Ask any Bombaywallah about Vishram Society - Tower A of the Vishram Co-operative Housing Society - and you will be told that it is unimpeachably pucca. Despite its location close to the airport, under the flight path of 747s and bordered by slums, it has been pucca for some fifty years. But Bombay has changed in half a century - not least its name - and the world in which Tower A was first built is giving way to a new city; a Mumbai of development and new money; of wealthy Indians returning with fortunes made abroad. When real estate developer Dharmen Shah offers to buy out the residents of Vishram Society, planning to use the site to build a luxury apartment complex, his offer is more than generous. Initially, though, not everyone wants to leave; many of the residents have lived in Vishram for years, many of them are no longer young. But none can benefit from the offer unless all agree to sell. As tensions rise among the once civil neighbours, one by one those who oppose the offer give way to the majority, until only one man stands in Shah's way: Masterji, a retired schoolteacher, once the most respected man in the building. Shah is a dangerous man to refuse, but as the demolition deadline looms, Masterji's neighbours - friends who have become enemies, acquaintances turned co-conspirators - may stop at nothing to score their payday.

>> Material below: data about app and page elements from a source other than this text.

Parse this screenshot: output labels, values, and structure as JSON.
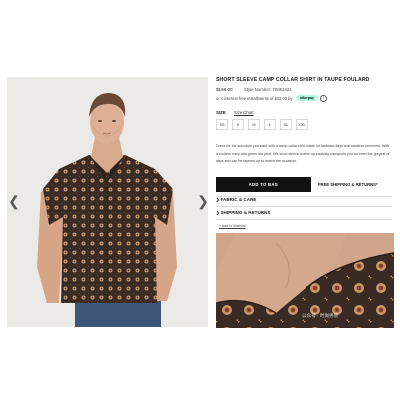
{
  "product": {
    "title": "SHORT SLEEVE CAMP COLLAR SHIRT IN TAUPE FOULARD",
    "price": "$168.00",
    "style_number": "Style Number: 70651421",
    "installments": "or 4 interest-free installments of $42.00 by",
    "afterpay_label": "afterpay",
    "size_label": "SIZE",
    "size_chart_label": "Size Chart",
    "sizes": [
      "XS",
      "S",
      "M",
      "L",
      "XL",
      "XXL"
    ],
    "description": "Dress for the schedule you want with a camp collar shirt made for laidback days and vacation moments. With a modern navy and green dot print, this short sleeve button up instantly transports you on even the greyest of days and can be layered up to match the occasion.",
    "add_to_bag_label": "ADD TO BAG",
    "shipping_label": "FREE SHIPPING & RETURNS*",
    "accordions": [
      {
        "label": "FABRIC & CARE"
      },
      {
        "label": "SHIPPING & RETURNS"
      }
    ],
    "wishlist_label": "+ Add to Wishlist"
  },
  "gallery": {
    "prev_icon": "chevron-left-icon",
    "next_icon": "chevron-right-icon"
  },
  "watermark": "公众号 · 时尚男装",
  "colors": {
    "button_bg": "#111111",
    "afterpay_bg": "#b2fce4",
    "shirt_base": "#3b2b25",
    "print_accent": "#c69a6a",
    "background": "#ffffff"
  }
}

'Extraordinary and brilliant... Adiga is a real writer - that is to say, someone who forges an original voice and vision.'
'a kaleidoscopic portrait of a changing Mumbai' Guardian Best Books of 2011
Publication date: 16/06/2011
Publisher: Atlantic Books
|Publication date:||16th June 2011|
|Categories:||Modern & contemporary fiction (post c 1945),|
Aravind Adiga was born in Madras in 1974 and was raised in Australia. He studied at Columbia and Oxford Universities. A former correspondent in India for Time magazine, his articles have also appeared in publications like the Financial Times, the Independent, and the Sunday Times. He lives in Mumbai. The White Tiger is his first novel. Author photo © Mark PringleMore About Aravind Adiga